The broker must act in good faith. (Sec. 141.) He may-forfeit his standing, -
(1) By accepting pay from or acting for the other party. (Sec. 142.)
(2) By himself becoming a principal in the transaction. (Sec. 143.)
(3) By not accepting the best terms he was able to secure. (Sec. 144.)
Circumstances may exist under which a refusal on the part of the agent to disclose information asked for, would not imply bad faith. (Sec. 145.)
"Like other agents, the broker is required to exercise the utmost good faith towards his principal; and if, in the course of his agency, he has committed a fraud on his principal, he is not entitled to his commissions." If the broker acts in bad faith, the principal may discharge him and complete the transaction himself without liability for commissions.2 "There is a want of good faith on the part of the agent towards his principal, when he acts adversely to his principal's interest, or where, representing the seller, he conceals from him an arrangement intended for the advantage of the buyer.3 In the application of this rule it makes no difference whether the result of the agent's conduct is injurious to the principal or not; in such case, the misconduct of the agent affects the contract from considerations of public policy rather than of injury to the principal. 'It matters not, that there was no fraud meant, and no injury done.

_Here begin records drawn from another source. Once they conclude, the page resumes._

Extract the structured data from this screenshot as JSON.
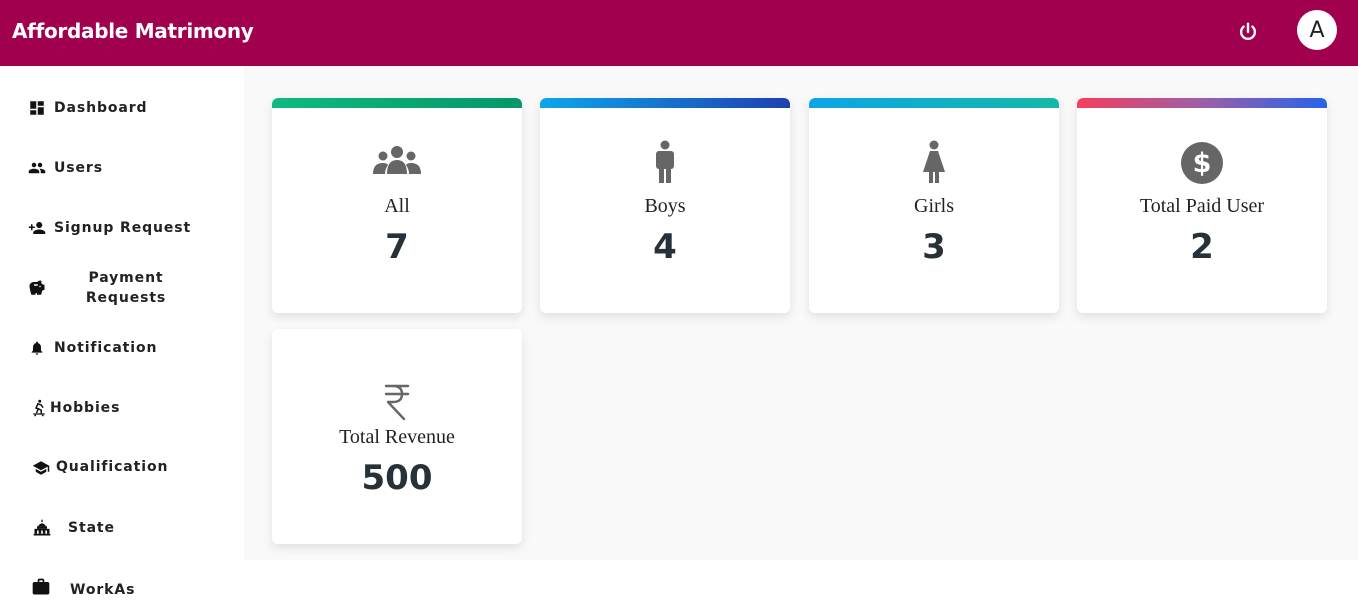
{
  "app": {
    "title": "Affordable Matrimony",
    "avatar_letter": "A"
  },
  "icons": {
    "power": "power-icon",
    "avatar": "avatar"
  },
  "sidebar": {
    "items": [
      {
        "label": "Dashboard",
        "icon": "dashboard-icon"
      },
      {
        "label": "Users",
        "icon": "users-icon"
      },
      {
        "label": "Signup Request",
        "icon": "person-add-icon"
      },
      {
        "label": "Payment Requests",
        "label_line1": "Payment",
        "label_line2": "Requests",
        "icon": "piggy-bank-icon"
      },
      {
        "label": "Notification",
        "icon": "bell-icon"
      },
      {
        "label": "Hobbies",
        "icon": "skateboarding-icon"
      },
      {
        "label": "Qualification",
        "icon": "graduation-cap-icon"
      },
      {
        "label": "State",
        "icon": "government-building-icon"
      },
      {
        "label": "WorkAs",
        "icon": "briefcase-icon"
      }
    ]
  },
  "cards": [
    {
      "label": "All",
      "value": "7",
      "icon": "group-icon",
      "accent": [
        "#10b981",
        "#059669"
      ]
    },
    {
      "label": "Boys",
      "value": "4",
      "icon": "man-icon",
      "accent": [
        "#0ea5e9",
        "#1e40af"
      ]
    },
    {
      "label": "Girls",
      "value": "3",
      "icon": "woman-icon",
      "accent": [
        "#0ea5e9",
        "#14b8a6"
      ]
    },
    {
      "label": "Total Paid User",
      "value": "2",
      "icon": "dollar-icon",
      "accent": [
        "#f43f5e",
        "#2563eb"
      ]
    },
    {
      "label": "Total Revenue",
      "value": "500",
      "icon": "rupee-icon",
      "accent": []
    }
  ],
  "colors": {
    "header": "#a1004f",
    "icon_gray": "#666666",
    "value_text": "#263238"
  }
}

The rule is not intended to be remedial of actual wrong, but preventive of the possibility of it.' Young v. Hughes, 32 N. J. Eq.372." 4
1 4 Am. & Eng. Encv. of Law (2nd Ed.), 971. quoted in Low v. Woodbury. 107 App. Div. 298 (N. Y. 1905), where Is also cited Martin v. Bliss. 57 Hun 157 (N. Y. 1890): Whaples v. Fahys, 87 App. Div. 518 (N. Y. 1903) : Murray v. Beard. 102 N. Y. 505 (1886). See also Hafner v. Herron, 165 111. 247 (1897); Jeffries v. Bobbins. 66 Kans. 437 (1903); Veasey v. Carson, 177 Mass. 117 (1900).
The broker is not required, in support of his cause of action, affirmatively to establish his good faith. That he did not act in good faith is matter of defense.5
A broker with discretion cannot recover commissions if he is acting for both parties, unless with their knowledge and consent.6 Some cases go to the length of holding that the broker may not accept part of the commission of the broker acting for the other party.7
Real estate brokers purchasing real estate as agents for an undisclosed principal cannot recover commissions
² Featherston v. Trone. 102 S. W. 198 (Ark. 1907).
* Citing Storv on Agency. Sec. 334; Pratt v. Patterson's Exrs., 112 Pa. St. 475; Prescott v. White, 18 111. App. 322.
4 Hafner v. Herron. 105 III. 247 (1897). of the vendors for effecting the sale.8 In Hess v. Gallagher, 64 Misc. 95, 96 (N.Y. 1909), it was said: "As agents for the defendant, the plaintiffs might not directly buy from or sell to the defendant and recover for services upon their own contract as his agents; because, as agents, they were and would be under legal obligation to respect the confidence reposed in them as such, and could not unite, Jekyll and Hyde like, in their same persons the character of principal, which would naturally tend to a violation of the confidence reposed in them as agents and by whose active instrumentality an acceptance of defendant's offer was effected, if at all; and, therefore, they would and did disentitle themselves to recover for services therein, because 'contracts which are opposed to open, upright and fair dealing are opposed to public policy. A contract by which one is placed under a direct inducement to violate the confidence reposed in him by another is of this character.' "
5 Poilatschek v. Goodwin. 17 Misc. 591 (N. Y. 1890) ; Colonial Tr. Co. v. Pacific Co., 158 Fed. 284 (1907); Cook v. Platt, 104 S. W. 1133; 126 Mo. App. 553 (1907).
6 See Sec. 47-68 supra for fuller discussion of broker acting for both parties.
7 See Plotner v. Cliillson, 95 Pac. 777 (1908), (citing McKlnley v. Williams. 74 Fed. 95; 20 C. C. A. 313).